Eat Here: Reclaiming Homegrown Pleasures in a Global Supermarket

This book explains what is wrong with our existing food system and provides examples of what different communities are doing about it. Most interesting to me is the development of Farm Shops, basically, grocery stores run by a collection of local farmers. I was also intrigued by a study that showed that communities with local farms have better economic development and quality of life than those with large industrial farms.

Emerald cities urban sustainability and economic development

This book seems well-researched but it was dense with data. I had trouble absorbing the flood of statistics in the narrative and found my mind wandering. I was most interested in the first chapter that talks about Freiburg, Germany because I traveled there. Fitzgerald approaches the challenges realistically, with no rose colored glasses about how quickly we can get off fossil fuels.


Local Money: How to Make It Happen in your Community

While this book frequently references the Transitions movement (which may not be your framing) and the UK (which can be problematic when he’s talking about tax policy), it’s a good primer on alternative currencies. It starts with a history and concepts. Then it provides case examples from around the world, including what worked and didn’t.

Planning and Community Development: A Guide for the 21st Century

CoverThis would make a good text for a course on sustainable development or urban planning. It provides a historical and current perspective on planning including comprehensive plans, urban planning, housing, historic preservation, economic development, transportation planning, environmental planning and rural/transitional planning. The appendix is a simulation you can use for training purposes.


Tell to Win: Connect, Persuade, and Triumph with the Hidden Power of Story

It’s ironic in a book about the power of storytelling that I found myself wanting to scream, “Get to the point!”. Storytelling is powerful but I guess the lesson learned is that it has its place but sometimes we just want more how-to.

The social animal: the hidden sources of love, character, and achievement

CoverYou may know David Brooks, the New York Times columnist, from the PBS NewsHour TV program. He’s always seemed insightful (although more conservative than I) but who knew he was witty, with a wicked sense of humor and deep empathy for people who lived different lives than he.

Resilience Thinking

Good overview of resilience as a concept. Chapter 4, in particular, is a good overview of the adaptive cycle (the figure 8 on its side: exploitation/rapid growth, conservation, release, and reorganization), much easier for the non-scientist to understand that the book Panarchy.

The Great Reset: How New Ways of Living and Working Drive Post-Crash Prosperity

This book provides a nice history of Western-style capitalism up to the current crash: bubbles, suburban development, technology. He compares this economic crisis to other societal resets like the Industrial Revolution and the Great Depression. Then he provides some insights about where we go from here. Florida is mostly focused on socio-economic issues and is particularly blind to environmental issues.

Alone Together: Why We Expect More from Technology and Less from Each Other

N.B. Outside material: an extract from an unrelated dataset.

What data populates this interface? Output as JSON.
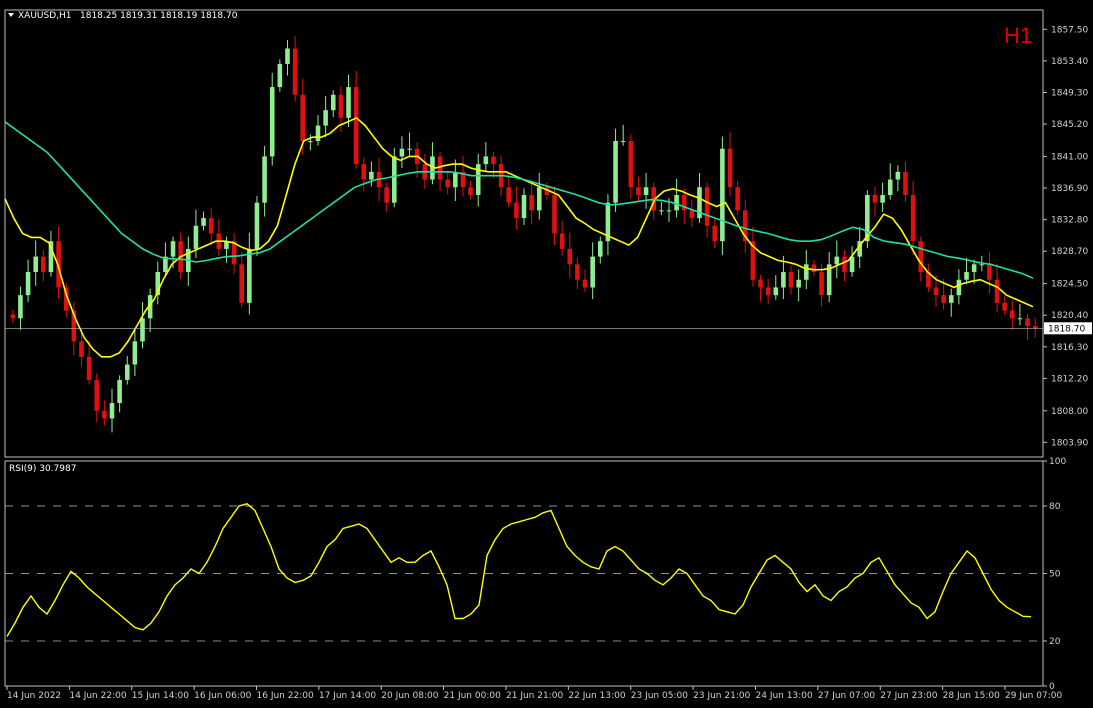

This is a disturbing look at how technology (in particular, robots, the Internet, and cell phones) is undermining our society. We’re inventing robots that look like baby seals to keep our elderly company. Confession websites are making it easier for people not to apologize or make amends.

Linking Social and Ecological Systems: Management Practices and Social Mechanisms for Building Resilience

As we move into uncertain ecological times, resilience is a critical concept, one that we should be managing toward. In particular, it will be important to understand how human societies can contribute to or undermine resilience. I skimmed this book which basically chronicles different social mechanisms for managing the commons.